Tying Texts to Standards
The following scenarios are designed to help you develop materials in ways that integrate the Standards as assessment measures for your pedagogical goals and your students' efforts to meet those goals.
To assess evidence of learning, teachers must make reading tasks clear and use tasks in sequences that reflect the cognitive and linguistic needs of their students. To spiral students' abilities to work with materials, such tasks may be recycled, the caveat here being that the cognitive and linguistic needs of students will dictate where materials and tasks appear in lesson planning and the level of standards they reflect.
To illustrate, the drawing task illustrated in the first example below is appropriate as a primary comprehension activity in vocabulary learning for Grade 4. At their learning level, such an activity connects concepts to recognition of German words in sound and print. For Grade 8 students with some previous exposure to German, obeying commands in German can appropriately lead to generating such commands, fulfilling a communication goal. Even a second year Grade 12 or first-year college class could profit from that activity, but as a warm-up exercise or communication review, not a new learning component in a lesson plan.
Along with accounting for the cognitive and linguistic maturity of their students, teachers must be very specific about what they want students to do and to accomplish in the doing. To help you in monitoring the specificity with which your expectations are articulated, the scenarios below have a tripart format. They specify: what students are asked to do, what assessable product results, and the relationship of student product to the standards' goals. The third category, the relationship of student product to the standards' goals, will be vital in grading class performance. If, for example, Grade 4 student A draws a picture of an Easter Bunny with an egg basket when the task has been set of drawing an Easter Bunny painting eggs, then she has connected only half of the intended thought -- no matter how well-formed the sentences, she has erred in the cultural content of the message. Consequently, that student should not be graded as highly as student B whose picture shows the rabbit painting eggs -- even if student B's bunny is not as well-drawn.

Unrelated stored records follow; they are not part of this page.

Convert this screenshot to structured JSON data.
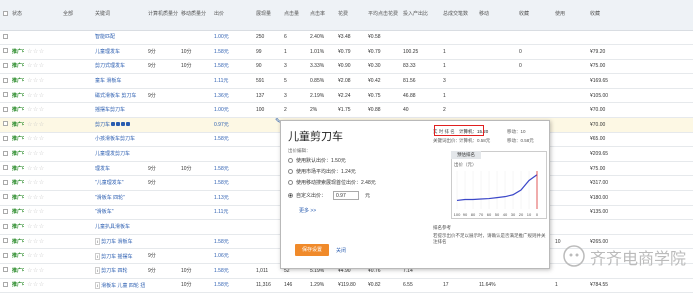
{
  "headers": [
    "状态",
    "",
    "全部",
    "关键词",
    "计算机质量分",
    "移动质量分",
    "出价",
    "展现量",
    "点击量",
    "点击率",
    "花费",
    "平均点击花费",
    "投入产出比",
    "总成交笔数",
    "移动",
    "收藏",
    "使用",
    "收藏"
  ],
  "rows": [
    {
      "status": "",
      "stars": "",
      "kw": "智能匹配",
      "tags": [],
      "q1": "",
      "q2": "",
      "bid": "1.00元",
      "imp": "250",
      "clk": "6",
      "ctr": "2.40%",
      "cost": "¥3.48",
      "cpc": "¥0.58",
      "roi": "",
      "orders": "",
      "m": "",
      "f": "",
      "u": "",
      "c": ""
    },
    {
      "status": "推广中",
      "stars": "☆☆☆",
      "kw": "儿童理发车",
      "tags": [],
      "q1": "9分",
      "q2": "10分",
      "bid": "1.58元",
      "imp": "99",
      "clk": "1",
      "ctr": "1.01%",
      "cost": "¥0.79",
      "cpc": "¥0.79",
      "roi": "100.25",
      "orders": "1",
      "m": "",
      "f": "0",
      "u": "",
      "c": "¥79.20"
    },
    {
      "status": "推广中",
      "stars": "☆☆☆",
      "kw": "剪刀式理发车",
      "tags": [],
      "q1": "9分",
      "q2": "10分",
      "bid": "1.58元",
      "imp": "90",
      "clk": "3",
      "ctr": "3.33%",
      "cost": "¥0.90",
      "cpc": "¥0.30",
      "roi": "83.33",
      "orders": "1",
      "m": "",
      "f": "0",
      "u": "",
      "c": "¥75.00"
    },
    {
      "status": "推广中",
      "stars": "☆☆☆",
      "kw": "童车 滑板车",
      "tags": [],
      "q1": "",
      "q2": "",
      "bid": "1.11元",
      "imp": "591",
      "clk": "5",
      "ctr": "0.85%",
      "cost": "¥2.08",
      "cpc": "¥0.42",
      "roi": "81.56",
      "orders": "3",
      "m": "",
      "f": "",
      "u": "",
      "c": "¥169.65"
    },
    {
      "status": "推广中",
      "stars": "☆☆☆",
      "kw": "磁式滑板车 剪刀车",
      "tags": [],
      "q1": "9分",
      "q2": "",
      "bid": "1.36元",
      "imp": "137",
      "clk": "3",
      "ctr": "2.19%",
      "cost": "¥2.24",
      "cpc": "¥0.75",
      "roi": "46.88",
      "orders": "1",
      "m": "",
      "f": "",
      "u": "",
      "c": "¥105.00"
    },
    {
      "status": "推广中",
      "stars": "☆☆☆",
      "kw": "摇摆车剪刀车",
      "tags": [],
      "q1": "",
      "q2": "",
      "bid": "1.00元",
      "imp": "100",
      "clk": "2",
      "ctr": "2%",
      "cost": "¥1.75",
      "cpc": "¥0.88",
      "roi": "40",
      "orders": "2",
      "m": "",
      "f": "",
      "u": "",
      "c": "¥70.00"
    },
    {
      "status": "推广中",
      "stars": "☆☆☆",
      "kw": "剪刀车",
      "tags": [],
      "q1": "",
      "q2": "",
      "bid": "0.97元",
      "imp": "",
      "clk": "",
      "ctr": "",
      "cost": "",
      "cpc": "",
      "roi": "",
      "orders": "",
      "m": "1",
      "f": "",
      "u": "",
      "c": "¥70.00"
    },
    {
      "status": "推广中",
      "stars": "☆☆☆",
      "kw": "小孩滑板车剪刀车",
      "tags": [],
      "q1": "",
      "q2": "",
      "bid": "1.58元",
      "imp": "",
      "clk": "",
      "ctr": "",
      "cost": "",
      "cpc": "",
      "roi": "",
      "orders": "",
      "m": "",
      "f": "0",
      "u": "",
      "c": "¥65.00"
    },
    {
      "status": "推广中",
      "stars": "☆☆☆",
      "kw": "儿童理发剪刀车",
      "tags": [],
      "q1": "",
      "q2": "",
      "bid": "",
      "imp": "",
      "clk": "",
      "ctr": "",
      "cost": "",
      "cpc": "",
      "roi": "",
      "orders": "",
      "m": "",
      "f": "7",
      "u": "",
      "c": "¥209.65"
    },
    {
      "status": "推广中",
      "stars": "☆☆☆",
      "kw": "理发车",
      "tags": [],
      "q1": "9分",
      "q2": "10分",
      "bid": "1.58元",
      "imp": "",
      "clk": "",
      "ctr": "",
      "cost": "",
      "cpc": "",
      "roi": "",
      "orders": "",
      "m": "",
      "f": "1",
      "u": "",
      "c": "¥75.00"
    },
    {
      "status": "推广中",
      "stars": "☆☆☆",
      "kw": "\"儿童理发车\"",
      "tags": [],
      "q1": "9分",
      "q2": "",
      "bid": "1.58元",
      "imp": "",
      "clk": "",
      "ctr": "",
      "cost": "",
      "cpc": "",
      "roi": "",
      "orders": "",
      "m": "",
      "f": "7",
      "u": "",
      "c": "¥317.00"
    },
    {
      "status": "推广中",
      "stars": "☆☆☆",
      "kw": "\"滑板车 四轮\"",
      "tags": [],
      "q1": "",
      "q2": "",
      "bid": "1.13元",
      "imp": "",
      "clk": "",
      "ctr": "",
      "cost": "",
      "cpc": "",
      "roi": "",
      "orders": "",
      "m": "",
      "f": "5",
      "u": "",
      "c": "¥180.00"
    },
    {
      "status": "推广中",
      "stars": "☆☆☆",
      "kw": "\"滑板车\"",
      "tags": [],
      "q1": "",
      "q2": "",
      "bid": "1.11元",
      "imp": "",
      "clk": "",
      "ctr": "",
      "cost": "",
      "cpc": "",
      "roi": "",
      "orders": "",
      "m": "",
      "f": "",
      "u": "",
      "c": "¥135.00"
    },
    {
      "status": "推广中",
      "stars": "☆☆☆",
      "kw": "儿童扒具滑板车",
      "tags": [],
      "q1": "",
      "q2": "",
      "bid": "",
      "imp": "",
      "clk": "",
      "ctr": "",
      "cost": "",
      "cpc": "",
      "roi": "",
      "orders": "",
      "m": "",
      "f": "",
      "u": "",
      "c": ""
    },
    {
      "status": "推广中",
      "stars": "☆☆☆",
      "kw": "剪刀车 滑板车",
      "tags": [
        "I"
      ],
      "q1": "",
      "q2": "",
      "bid": "1.58元",
      "imp": "",
      "clk": "",
      "ctr": "",
      "cost": "",
      "cpc": "",
      "roi": "",
      "orders": "",
      "m": "5.22%",
      "f": "5",
      "u": "10",
      "c": "¥265.00"
    },
    {
      "status": "推广中",
      "stars": "☆☆☆",
      "kw": "剪刀车 摇摆车",
      "tags": [
        "I"
      ],
      "q1": "9分",
      "q2": "",
      "bid": "1.06元",
      "imp": "",
      "clk": "",
      "ctr": "",
      "cost": "",
      "cpc": "",
      "roi": "",
      "orders": "",
      "m": "",
      "f": "",
      "u": "",
      "c": ""
    },
    {
      "status": "推广中",
      "stars": "☆☆☆",
      "kw": "剪刀车 四轮",
      "tags": [
        "I"
      ],
      "q1": "9分",
      "q2": "10分",
      "bid": "1.58元",
      "imp": "1,011",
      "clk": "52",
      "ctr": "5.19%",
      "cost": "¥4.90",
      "cpc": "¥0.76",
      "roi": "7.14",
      "orders": "",
      "m": "",
      "f": "",
      "u": "",
      "c": ""
    },
    {
      "status": "推广中",
      "stars": "☆☆☆",
      "kw": "滑板车 儿童 四轮 扭式",
      "tags": [
        "I"
      ],
      "q1": "",
      "q2": "10分",
      "bid": "1.58元",
      "imp": "11,316",
      "clk": "146",
      "ctr": "1.29%",
      "cost": "¥119.80",
      "cpc": "¥0.82",
      "roi": "6.55",
      "orders": "17",
      "m": "11.64%",
      "f": "",
      "u": "1",
      "c": "¥784.55"
    }
  ],
  "popup": {
    "title": "儿童剪刀车",
    "bid_label": "出价编辑：",
    "opt1": "使用默认出价：1.50元",
    "opt2": "使用市场平均出价：1.24元",
    "opt3": "使用移动搜索展现首位出价：2.48元",
    "opt4": "自定义出价：",
    "custom_value": "0.97",
    "unit": "元",
    "more": "更多 >>",
    "save": "保存设置",
    "cancel": "关闭",
    "realtime": "实 时 排 名",
    "pc_rank": "计算机：15.20",
    "mobile_rank": "移动：10",
    "kw_bid": "关键词出价：",
    "pc_bid": "计算机：0.58元",
    "mobile_bid": "移动：0.58元",
    "tab": "预估排名",
    "chart_label": "出价（元）",
    "x_ticks": [
      "100",
      "90",
      "80",
      "70",
      "60",
      "50",
      "40",
      "30",
      "20",
      "10",
      "0"
    ],
    "note_title": "排名参考",
    "note": "若提示出价不足以展示时，请确认是否满足推广规则并关注排名"
  },
  "watermark": "齐齐电商学院",
  "chart_data": {
    "type": "line",
    "x": [
      100,
      90,
      80,
      70,
      60,
      50,
      40,
      30,
      20,
      10,
      0
    ],
    "values": [
      0.9,
      1.0,
      1.0,
      1.05,
      1.1,
      1.2,
      1.3,
      1.5,
      2.0,
      3.0,
      3.6
    ],
    "xlabel": "",
    "ylabel": "出价（元）"
  }
}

Note too, that not all the tasks suggested are immediately associated with reading the printed word on the page. As has been stressed in Units 1 and 2, Standards recognize that language learning involves activities that enable people to do something with that language's words. To read a text, therefore, readers must also "read" the cultural context which prompts and augments its messages -- the cultural practices and situations associated with the act of reading. In this sense, all texts are products of practices that yield perspectives on a culture's people, places, events, and concepts. The validity test for reading activities will, then, be whether students are prepared to read a text to see what it does or, having read that text in a specified way, have it inform or help students articulate comparisons, communication, connections, culture, and their membership in communitities.
With this concept of texts and how to read them in mind, the text you have already seen, "Sein Name ist Hase!," might be targeted for use at various grade levels. Each level will use the text, yet in varying ways. To see applications of readability links to the Standards click the appropriate grade level illustrations:
Grade 4: Links to
Grade 8: Links to Standards
Grade 12: Links to Standards